### Data shown
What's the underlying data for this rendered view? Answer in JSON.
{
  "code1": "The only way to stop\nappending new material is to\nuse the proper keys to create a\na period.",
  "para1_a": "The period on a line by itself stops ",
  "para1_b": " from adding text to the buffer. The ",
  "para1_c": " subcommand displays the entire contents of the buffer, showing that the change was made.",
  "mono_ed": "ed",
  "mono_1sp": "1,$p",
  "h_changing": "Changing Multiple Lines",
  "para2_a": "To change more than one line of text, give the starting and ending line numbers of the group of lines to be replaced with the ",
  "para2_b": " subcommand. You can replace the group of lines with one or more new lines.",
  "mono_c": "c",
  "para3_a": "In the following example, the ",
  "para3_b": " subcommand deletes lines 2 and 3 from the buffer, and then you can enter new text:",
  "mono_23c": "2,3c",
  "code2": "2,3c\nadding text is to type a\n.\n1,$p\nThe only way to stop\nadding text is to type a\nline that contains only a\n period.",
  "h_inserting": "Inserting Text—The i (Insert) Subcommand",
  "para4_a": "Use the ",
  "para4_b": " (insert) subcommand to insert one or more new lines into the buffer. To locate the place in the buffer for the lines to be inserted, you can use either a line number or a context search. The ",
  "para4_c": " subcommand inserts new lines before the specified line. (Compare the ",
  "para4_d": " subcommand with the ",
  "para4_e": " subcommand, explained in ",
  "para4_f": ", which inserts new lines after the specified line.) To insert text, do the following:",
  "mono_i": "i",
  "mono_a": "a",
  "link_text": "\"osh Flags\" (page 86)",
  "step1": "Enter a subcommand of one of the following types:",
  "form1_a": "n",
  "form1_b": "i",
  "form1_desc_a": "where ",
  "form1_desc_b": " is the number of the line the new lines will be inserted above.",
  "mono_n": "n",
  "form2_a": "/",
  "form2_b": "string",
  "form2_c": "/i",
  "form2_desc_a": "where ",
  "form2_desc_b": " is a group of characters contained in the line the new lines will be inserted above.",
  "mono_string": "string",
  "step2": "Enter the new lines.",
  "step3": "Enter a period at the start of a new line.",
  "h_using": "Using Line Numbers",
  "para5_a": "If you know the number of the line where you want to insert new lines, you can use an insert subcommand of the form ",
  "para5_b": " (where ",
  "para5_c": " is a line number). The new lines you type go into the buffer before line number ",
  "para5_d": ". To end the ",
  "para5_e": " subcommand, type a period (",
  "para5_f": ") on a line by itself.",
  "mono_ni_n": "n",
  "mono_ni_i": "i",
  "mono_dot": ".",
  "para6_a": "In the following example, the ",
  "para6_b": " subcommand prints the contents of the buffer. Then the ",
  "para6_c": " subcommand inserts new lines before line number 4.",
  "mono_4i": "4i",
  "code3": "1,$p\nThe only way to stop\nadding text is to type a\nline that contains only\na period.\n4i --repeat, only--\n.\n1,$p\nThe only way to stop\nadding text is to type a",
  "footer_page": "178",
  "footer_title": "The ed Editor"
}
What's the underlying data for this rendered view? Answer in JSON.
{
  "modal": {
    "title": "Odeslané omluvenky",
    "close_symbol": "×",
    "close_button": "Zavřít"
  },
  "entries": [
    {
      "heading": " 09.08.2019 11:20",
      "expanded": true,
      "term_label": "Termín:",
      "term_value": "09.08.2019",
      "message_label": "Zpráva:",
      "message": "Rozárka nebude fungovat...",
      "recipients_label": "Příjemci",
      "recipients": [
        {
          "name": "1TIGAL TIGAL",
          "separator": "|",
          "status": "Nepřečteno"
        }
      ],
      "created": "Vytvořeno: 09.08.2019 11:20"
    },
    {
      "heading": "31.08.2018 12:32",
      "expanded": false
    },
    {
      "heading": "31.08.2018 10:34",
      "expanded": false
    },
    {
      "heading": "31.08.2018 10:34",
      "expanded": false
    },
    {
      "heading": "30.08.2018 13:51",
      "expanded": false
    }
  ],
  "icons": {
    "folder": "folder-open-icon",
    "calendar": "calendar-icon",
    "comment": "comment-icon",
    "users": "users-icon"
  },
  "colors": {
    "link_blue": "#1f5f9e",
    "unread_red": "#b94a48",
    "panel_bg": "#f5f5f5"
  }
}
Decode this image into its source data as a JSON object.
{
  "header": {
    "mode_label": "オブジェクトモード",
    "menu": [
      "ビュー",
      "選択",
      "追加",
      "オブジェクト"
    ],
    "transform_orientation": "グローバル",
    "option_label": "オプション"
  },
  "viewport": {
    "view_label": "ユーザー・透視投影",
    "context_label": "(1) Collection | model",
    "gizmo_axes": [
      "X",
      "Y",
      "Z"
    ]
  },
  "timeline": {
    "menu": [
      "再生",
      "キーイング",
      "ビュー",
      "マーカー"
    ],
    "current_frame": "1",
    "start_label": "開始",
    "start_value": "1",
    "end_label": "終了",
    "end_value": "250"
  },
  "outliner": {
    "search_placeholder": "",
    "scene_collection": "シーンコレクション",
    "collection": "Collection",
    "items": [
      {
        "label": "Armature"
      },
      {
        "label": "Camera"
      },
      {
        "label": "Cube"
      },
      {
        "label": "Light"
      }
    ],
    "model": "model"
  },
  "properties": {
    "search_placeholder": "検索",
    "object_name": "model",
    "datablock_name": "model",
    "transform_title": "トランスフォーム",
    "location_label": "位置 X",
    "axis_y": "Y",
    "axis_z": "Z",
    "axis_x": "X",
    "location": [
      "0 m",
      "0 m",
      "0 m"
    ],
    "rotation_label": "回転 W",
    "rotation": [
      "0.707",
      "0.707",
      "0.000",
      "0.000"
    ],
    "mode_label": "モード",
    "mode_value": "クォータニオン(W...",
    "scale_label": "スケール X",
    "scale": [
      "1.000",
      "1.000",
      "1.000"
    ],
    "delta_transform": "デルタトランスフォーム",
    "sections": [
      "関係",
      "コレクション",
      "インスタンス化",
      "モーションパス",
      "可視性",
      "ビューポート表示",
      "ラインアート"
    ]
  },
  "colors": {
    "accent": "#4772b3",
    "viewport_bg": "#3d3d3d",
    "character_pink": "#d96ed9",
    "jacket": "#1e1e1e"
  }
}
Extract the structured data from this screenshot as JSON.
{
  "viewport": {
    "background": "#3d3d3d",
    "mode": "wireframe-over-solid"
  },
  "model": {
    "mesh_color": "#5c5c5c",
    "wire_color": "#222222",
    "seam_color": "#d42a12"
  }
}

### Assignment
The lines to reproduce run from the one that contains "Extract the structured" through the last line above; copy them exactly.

### Expected output
Extract the structured data from this screenshot as JSON.
{
  "viewport": {
    "background": "#3d3d3d",
    "mode": "wireframe-over-solid"
  },
  "model": {
    "mesh_color": "#5c5c5c",
    "wire_color": "#222222",
    "seam_color": "#d42a12"
  }
}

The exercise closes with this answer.